New Zealand: Besides the top eight firms, many are working on building out their portfolio of technology tools to assist their practitioners in order to be more efficient. There is slow acceptance of AFAs by firms as they await the results of early adopters. There are also several firms going it alone in building workflows and homemade solutions for documentation automation which require multiple developers both onsite and in India.
Australia: After spending time with numerous managing partners and innovation officers, it seems that Australian firms have the potential to lead the way into newer technologies. That said they seem to be on the same page as what we see in New Zealand. Fixed fee arrangements have been around for years, but are not used frequently yet. Australian firms have leaders that can make bold decisions, but for now are testing the waters with newer forms of legal technology in their marketplace.

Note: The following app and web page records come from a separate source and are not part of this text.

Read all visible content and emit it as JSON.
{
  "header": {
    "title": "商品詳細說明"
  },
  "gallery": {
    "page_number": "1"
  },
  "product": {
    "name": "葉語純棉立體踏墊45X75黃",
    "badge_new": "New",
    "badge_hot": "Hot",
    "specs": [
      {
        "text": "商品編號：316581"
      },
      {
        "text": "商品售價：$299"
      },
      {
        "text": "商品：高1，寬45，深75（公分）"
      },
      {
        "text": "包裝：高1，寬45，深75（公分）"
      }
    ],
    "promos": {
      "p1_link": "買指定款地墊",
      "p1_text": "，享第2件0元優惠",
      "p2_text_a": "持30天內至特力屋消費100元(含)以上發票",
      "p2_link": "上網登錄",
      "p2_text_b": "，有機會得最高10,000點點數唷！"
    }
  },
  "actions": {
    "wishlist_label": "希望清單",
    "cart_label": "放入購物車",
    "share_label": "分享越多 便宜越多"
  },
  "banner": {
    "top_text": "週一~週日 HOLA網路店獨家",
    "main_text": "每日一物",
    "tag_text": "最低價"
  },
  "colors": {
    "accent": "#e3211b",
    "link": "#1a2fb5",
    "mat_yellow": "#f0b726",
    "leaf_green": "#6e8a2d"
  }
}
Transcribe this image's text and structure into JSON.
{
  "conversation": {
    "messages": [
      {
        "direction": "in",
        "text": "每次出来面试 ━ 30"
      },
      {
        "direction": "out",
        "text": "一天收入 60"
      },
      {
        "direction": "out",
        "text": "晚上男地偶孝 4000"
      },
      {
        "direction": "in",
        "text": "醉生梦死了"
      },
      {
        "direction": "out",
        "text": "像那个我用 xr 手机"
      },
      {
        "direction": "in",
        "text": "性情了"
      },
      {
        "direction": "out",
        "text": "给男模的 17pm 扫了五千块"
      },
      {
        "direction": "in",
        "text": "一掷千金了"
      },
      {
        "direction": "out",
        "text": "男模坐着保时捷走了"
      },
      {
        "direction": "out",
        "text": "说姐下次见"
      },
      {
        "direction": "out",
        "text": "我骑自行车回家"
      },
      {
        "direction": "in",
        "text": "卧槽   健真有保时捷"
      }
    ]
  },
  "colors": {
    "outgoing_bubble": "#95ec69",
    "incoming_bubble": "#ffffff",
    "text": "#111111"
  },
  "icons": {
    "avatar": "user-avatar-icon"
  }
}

Appreciation: Internal Partners at Thomson Reuters:
I am extraordinarily fortunate to have made wonderful connections colleagues all over Thomson Reuters. To a one, these individuals clearly have our customers best interest in mind at all times. They epitomize the quality of being there for others as they diligently work through large and small issues in an effort to make our customers happy. There are far too many examples to highlight, but I would like to recognize the following people for their help as I traveled these last eight weeks.
UK: For the Generate Conference, customer meetings and internal strategy meetings, I wish to thank; Kaley Botting, Leila Lobo, Andy Wishart, Lucie Allen, Simon Smith, Ann Lundin, Joe Davis, Joel Black, Vassil Vassilev, Christopher Jeffery, Babar Hayat, Kathryn Davies, Rob Martin, Jennie Bygrave, Brian Carroll, Bruce Frampton, and the rest of the client management, technical, and marketing teams in the UK.
US: For the panel on cryptocurrencies and blockchain for the Federal Government team; Gina Scialabba, Kate Friedrich, Robert Buergenthal, David Wilkins For the Corporates partnership with the Association of Insurance Compliance Professionals and Financial Industry on Cybersecurity: Melissa Berry, Matthew Ashley, J., Lauren Wilkins, Daisy Rowan, Dorian Buckethal and the rest of the marketing teams on the Federal Government, Corporates, and Refinitiv. The Demoing the Dark Web talks with Wendy Maines and Blythe McCoy
UAE: For the Managing Partner Dinner, customer meetings, and internal presentations and meetings, I wish to thank; Haley O’Brien, Danny Crouch, Ibrahim Abdel Rehim, Suhayl Hendricks, Nicholas Cronjager, Eslam Mahmoud, Mark Freeman, M., Yasincan Gabriel Altiparmak, and the rest of the client management team in Dubai.